* [Your goal]:
Copy, with no pictures, the line that contains "What data populates" and each line after it down to the end of the entries below, exactly.

+++ Data extracts

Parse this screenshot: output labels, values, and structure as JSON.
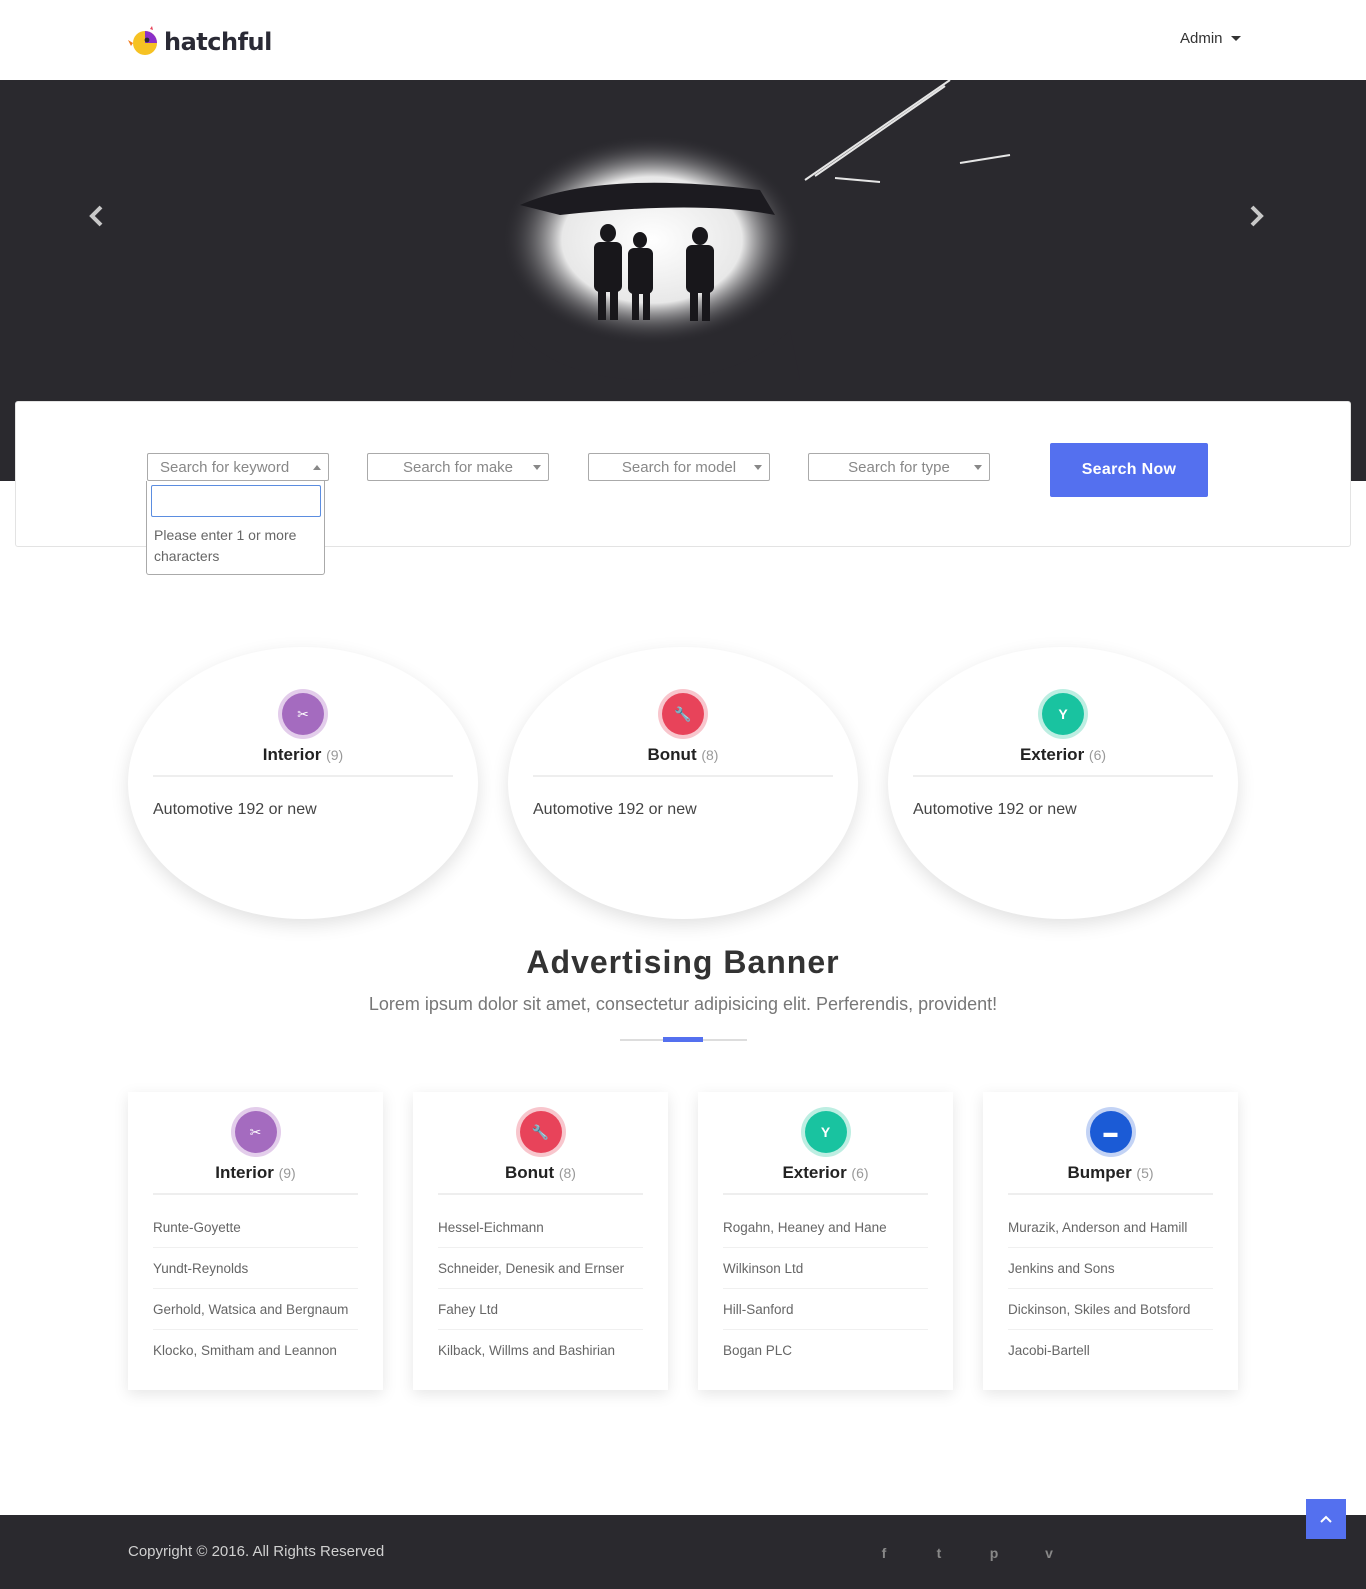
{
  "header": {
    "brand": "hatchful",
    "admin_label": "Admin"
  },
  "carousel": {
    "prev_icon": "chevron-left-icon",
    "next_icon": "chevron-right-icon"
  },
  "search": {
    "keyword_placeholder": "Search for keyword",
    "make_placeholder": "Search for make",
    "model_placeholder": "Search for model",
    "type_placeholder": "Search for type",
    "button_label": "Search Now",
    "dropdown_message": "Please enter 1 or more characters"
  },
  "featured": [
    {
      "title": "Interior",
      "count": "(9)",
      "desc": "Automotive 192 or new",
      "icon": "scissors-icon",
      "color": "#a46bbf"
    },
    {
      "title": "Bonut",
      "count": "(8)",
      "desc": "Automotive 192 or new",
      "icon": "wrench-icon",
      "color": "#e8435a"
    },
    {
      "title": "Exterior",
      "count": "(6)",
      "desc": "Automotive 192 or new",
      "icon": "cocktail-icon",
      "color": "#19c3a0"
    }
  ],
  "banner": {
    "title": "Advertising Banner",
    "subtitle": "Lorem ipsum dolor sit amet, consectetur adipisicing elit. Perferendis, provident!"
  },
  "categories": [
    {
      "title": "Interior",
      "count": "(9)",
      "icon": "scissors-icon",
      "color": "#a46bbf",
      "items": [
        "Runte-Goyette",
        "Yundt-Reynolds",
        "Gerhold, Watsica and Bergnaum",
        "Klocko, Smitham and Leannon"
      ]
    },
    {
      "title": "Bonut",
      "count": "(8)",
      "icon": "wrench-icon",
      "color": "#e8435a",
      "items": [
        "Hessel-Eichmann",
        "Schneider, Denesik and Ernser",
        "Fahey Ltd",
        "Kilback, Willms and Bashirian"
      ]
    },
    {
      "title": "Exterior",
      "count": "(6)",
      "icon": "cocktail-icon",
      "color": "#19c3a0",
      "items": [
        "Rogahn, Heaney and Hane",
        "Wilkinson Ltd",
        "Hill-Sanford",
        "Bogan PLC"
      ]
    },
    {
      "title": "Bumper",
      "count": "(5)",
      "icon": "bed-icon",
      "color": "#1b5bd6",
      "items": [
        "Murazik, Anderson and Hamill",
        "Jenkins and Sons",
        "Dickinson, Skiles and Botsford",
        "Jacobi-Bartell"
      ]
    }
  ],
  "footer": {
    "copyright": "Copyright © 2016. All Rights Reserved",
    "social": [
      "facebook-icon",
      "twitter-icon",
      "pinterest-icon",
      "vimeo-icon"
    ]
  },
  "colors": {
    "accent": "#5470ef",
    "dark": "#2a292e"
  }
}
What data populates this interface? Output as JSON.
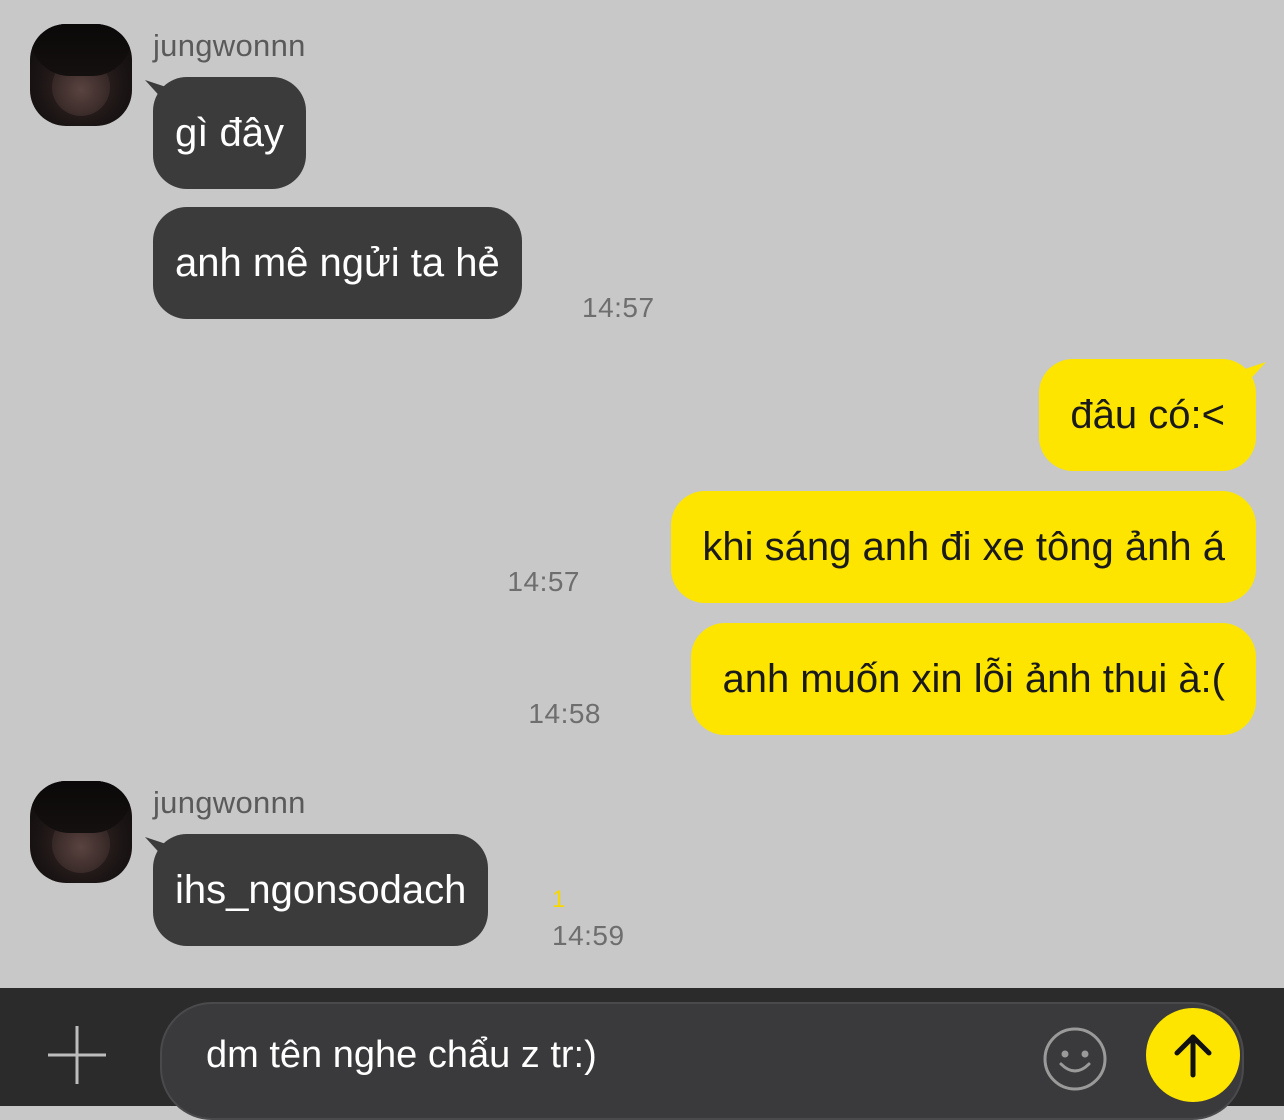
{
  "conversation": {
    "contact_name": "jungwonnn",
    "groups": [
      {
        "sender": "jungwonnn",
        "messages": [
          {
            "text": "gì đây"
          },
          {
            "text": "anh mê ngửi ta hẻ",
            "time": "14:57"
          }
        ]
      },
      {
        "sender": "me",
        "messages": [
          {
            "text": "đâu có:<"
          },
          {
            "text": "khi sáng anh đi xe tông ảnh á",
            "time": "14:57"
          },
          {
            "text": "anh muốn xin lỗi ảnh thui à:(",
            "time": "14:58"
          }
        ]
      },
      {
        "sender": "jungwonnn",
        "messages": [
          {
            "text": "ihs_ngonsodach",
            "unread": "1",
            "time": "14:59"
          }
        ]
      }
    ]
  },
  "composer": {
    "input_value": "dm tên nghe chẩu z tr:)",
    "plus_icon": "plus-icon",
    "emoji_icon": "smiley-icon",
    "send_icon": "arrow-up-icon"
  },
  "colors": {
    "background": "#c8c8c8",
    "incoming_bubble": "#3b3b3c",
    "outgoing_bubble": "#fde500",
    "input_bar": "#2b2b2c",
    "send_button": "#fde500"
  }
}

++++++

* [Answer to this exercise]:
What data populates this interface? Output as JSON.
{
  "conversation": {
    "contact_name": "jungwonnn",
    "groups": [
      {
        "sender": "jungwonnn",
        "messages": [
          {
            "text": "gì đây"
          },
          {
            "text": "anh mê ngửi ta hẻ",
            "time": "14:57"
          }
        ]
      },
      {
        "sender": "me",
        "messages": [
          {
            "text": "đâu có:<"
          },
          {
            "text": "khi sáng anh đi xe tông ảnh á",
            "time": "14:57"
          },
          {
            "text": "anh muốn xin lỗi ảnh thui à:(",
            "time": "14:58"
          }
        ]
      },
      {
        "sender": "jungwonnn",
        "messages": [
          {
            "text": "ihs_ngonsodach",
            "unread": "1",
            "time": "14:59"
          }
        ]
      }
    ]
  },
  "composer": {
    "input_value": "dm tên nghe chẩu z tr:)",
    "plus_icon": "plus-icon",
    "emoji_icon": "smiley-icon",
    "send_icon": "arrow-up-icon"
  },
  "colors": {
    "background": "#c8c8c8",
    "incoming_bubble": "#3b3b3c",
    "outgoing_bubble": "#fde500",
    "input_bar": "#2b2b2c",
    "send_button": "#fde500"
  }
}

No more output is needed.